In the entries below, work out how many lines include "text", and write only that number.

---------- RECORDS FOR THE TASK ----------

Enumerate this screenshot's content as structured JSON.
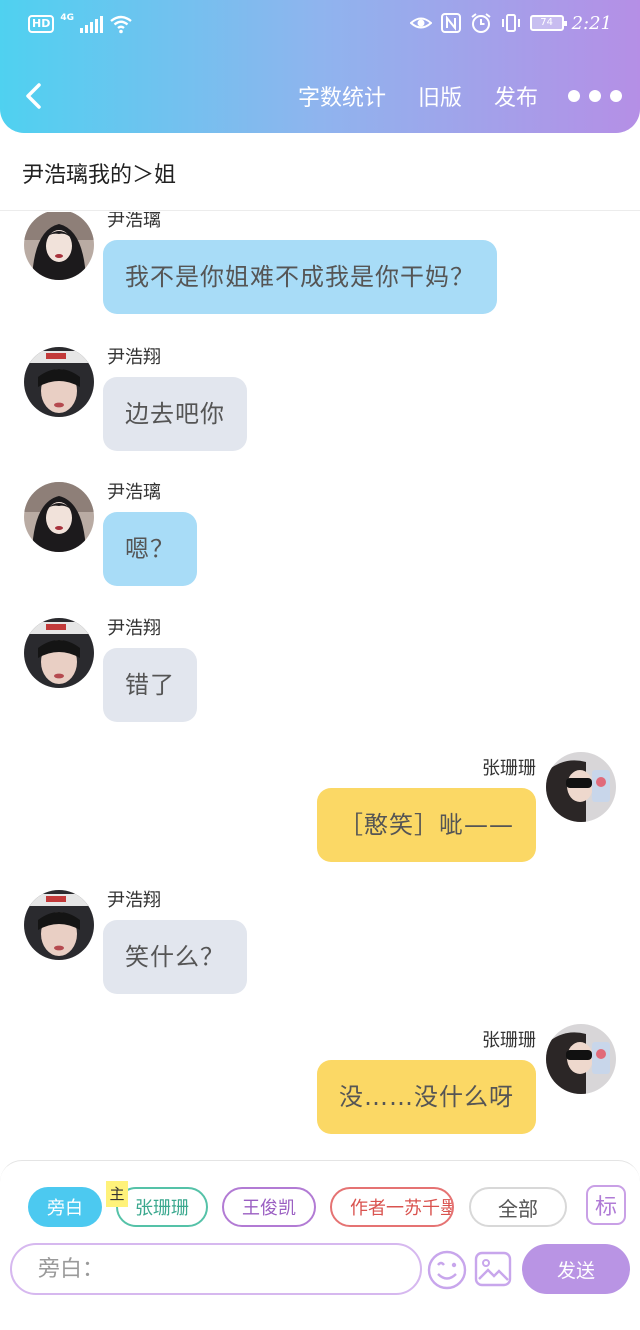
{
  "status_bar": {
    "hd": "HD",
    "network": "4G",
    "battery": "74",
    "time": "2:21"
  },
  "nav": {
    "word_count": "字数统计",
    "old_version": "旧版",
    "publish": "发布"
  },
  "title": "尹浩璃我的＞姐",
  "messages": [
    {
      "side": "left",
      "speaker": "尹浩璃",
      "text": "我不是你姐难不成我是你干妈？",
      "bubble": "blue"
    },
    {
      "side": "left",
      "speaker": "尹浩翔",
      "text": "边去吧你",
      "bubble": "gray"
    },
    {
      "side": "left",
      "speaker": "尹浩璃",
      "text": "嗯？",
      "bubble": "blue"
    },
    {
      "side": "left",
      "speaker": "尹浩翔",
      "text": "错了",
      "bubble": "gray"
    },
    {
      "side": "right",
      "speaker": "张珊珊",
      "text": "［憨笑］呲——",
      "bubble": "yellow"
    },
    {
      "side": "left",
      "speaker": "尹浩翔",
      "text": "笑什么？",
      "bubble": "gray"
    },
    {
      "side": "right",
      "speaker": "张珊珊",
      "text": "没……没什么呀",
      "bubble": "yellow"
    }
  ],
  "roles": {
    "aside": "旁白",
    "main_tag": "主",
    "role_a": "张珊珊",
    "role_b": "王俊凯",
    "role_c": "作者一苏千墨",
    "all": "全部",
    "mark": "标"
  },
  "input": {
    "placeholder": "旁白：",
    "value": "",
    "send": "发送"
  },
  "colors": {
    "header_start": "#4fd1f0",
    "header_end": "#b58fe6",
    "bubble_blue": "#a8dcf7",
    "bubble_gray": "#e2e6ee",
    "bubble_yellow": "#fbd865",
    "send_button": "#b994e4"
  },
  "icons": [
    "back-arrow-icon",
    "more-dots-icon",
    "eye-icon",
    "nfc-icon",
    "alarm-icon",
    "vibrate-icon",
    "wifi-icon",
    "emoji-icon",
    "image-icon"
  ]
}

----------

**WRITTEN RESPONSE**
7